Current Procedure in Drug Discovery

The first phase is extraction of natural products from organisms, such as bacteria. The next step is identification of a crude extract with promising pharmacological activity. The last phase comprises consecutive bioactivity-guided fractionation.

Our Project: Generating novel bioactive variecolin analogues using synthetic biology

What is variecolin?

Variecolin is a fungal sesterterpenoid, originally isolated from Aspergillus variecolor; it reportedly possesses diverse therapeutic activities. Variecolin is a natural product with anticancer and antimicrobial activities. Although researchers have worked intensively on the chemical synthesis of variecolin, the total synthesis of the molecule has never been achieved. Our team will use a synthetic biology approach to produce variecolin and variecolin analogues.

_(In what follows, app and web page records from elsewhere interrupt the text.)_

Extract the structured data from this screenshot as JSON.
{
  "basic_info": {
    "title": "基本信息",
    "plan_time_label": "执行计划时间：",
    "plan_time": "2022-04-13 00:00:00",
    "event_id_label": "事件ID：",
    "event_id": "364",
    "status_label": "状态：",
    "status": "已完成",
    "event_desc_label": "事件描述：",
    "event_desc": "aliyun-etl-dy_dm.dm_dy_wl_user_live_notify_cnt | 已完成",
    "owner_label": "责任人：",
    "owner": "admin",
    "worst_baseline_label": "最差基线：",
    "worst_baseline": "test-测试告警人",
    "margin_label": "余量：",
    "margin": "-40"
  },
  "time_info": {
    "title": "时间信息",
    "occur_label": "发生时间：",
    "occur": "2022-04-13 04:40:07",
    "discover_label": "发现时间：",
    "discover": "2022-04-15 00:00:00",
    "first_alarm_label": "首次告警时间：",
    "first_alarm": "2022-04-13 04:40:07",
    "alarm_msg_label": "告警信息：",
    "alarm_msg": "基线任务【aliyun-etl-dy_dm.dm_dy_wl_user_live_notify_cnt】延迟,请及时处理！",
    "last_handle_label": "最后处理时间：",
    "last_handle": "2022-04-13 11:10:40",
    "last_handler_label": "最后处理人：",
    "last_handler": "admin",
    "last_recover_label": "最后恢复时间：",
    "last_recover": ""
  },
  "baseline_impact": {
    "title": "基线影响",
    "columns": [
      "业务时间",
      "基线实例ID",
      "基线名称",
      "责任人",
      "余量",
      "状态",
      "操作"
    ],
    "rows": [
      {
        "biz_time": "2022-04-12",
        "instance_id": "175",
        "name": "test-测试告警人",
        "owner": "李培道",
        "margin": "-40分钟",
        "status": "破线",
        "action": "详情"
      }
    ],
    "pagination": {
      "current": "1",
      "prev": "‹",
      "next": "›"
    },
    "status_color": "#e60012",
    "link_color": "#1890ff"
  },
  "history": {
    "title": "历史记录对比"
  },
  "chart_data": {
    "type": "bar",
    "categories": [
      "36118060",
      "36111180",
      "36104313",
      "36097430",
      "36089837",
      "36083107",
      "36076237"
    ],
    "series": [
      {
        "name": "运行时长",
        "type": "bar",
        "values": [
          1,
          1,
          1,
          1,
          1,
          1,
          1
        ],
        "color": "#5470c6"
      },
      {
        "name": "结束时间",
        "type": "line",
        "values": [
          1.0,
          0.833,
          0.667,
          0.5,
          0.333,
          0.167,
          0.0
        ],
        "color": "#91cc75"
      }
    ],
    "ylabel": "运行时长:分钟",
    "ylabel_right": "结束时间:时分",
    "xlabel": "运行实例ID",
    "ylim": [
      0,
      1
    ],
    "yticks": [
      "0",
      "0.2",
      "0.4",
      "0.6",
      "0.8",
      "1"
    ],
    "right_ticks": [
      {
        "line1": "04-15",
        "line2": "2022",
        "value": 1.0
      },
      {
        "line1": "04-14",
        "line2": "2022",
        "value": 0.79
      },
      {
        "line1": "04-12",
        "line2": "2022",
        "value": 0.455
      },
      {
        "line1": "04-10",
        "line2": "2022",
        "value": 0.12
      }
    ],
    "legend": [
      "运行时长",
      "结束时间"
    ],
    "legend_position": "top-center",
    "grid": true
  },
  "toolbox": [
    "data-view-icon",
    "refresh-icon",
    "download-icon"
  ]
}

We aim to synthesize variecolin and to create novel variecolin analogues in an Aspergillus oryzae fungal host, using P450 genes derived from several different fungi. In addition, we will evaluate the antimicrobial and anticancer properties of variecolin and its analogues.


1. European Biopharmaceutical Review. (2011). Retrieved from
2. Kurane, I. (2010). The effect of global warming on infectious diseases. Osong public health and research perspectives, 1(1), 4-9.
3. McLeod, S. (2007). Maslow's hierarchy of needs. Simply psychology, 1(1-18).
4. Roser, M., Ortiz-Ospina, E., & Ritchie, H. (2013). Life expectancy. Our World in Data.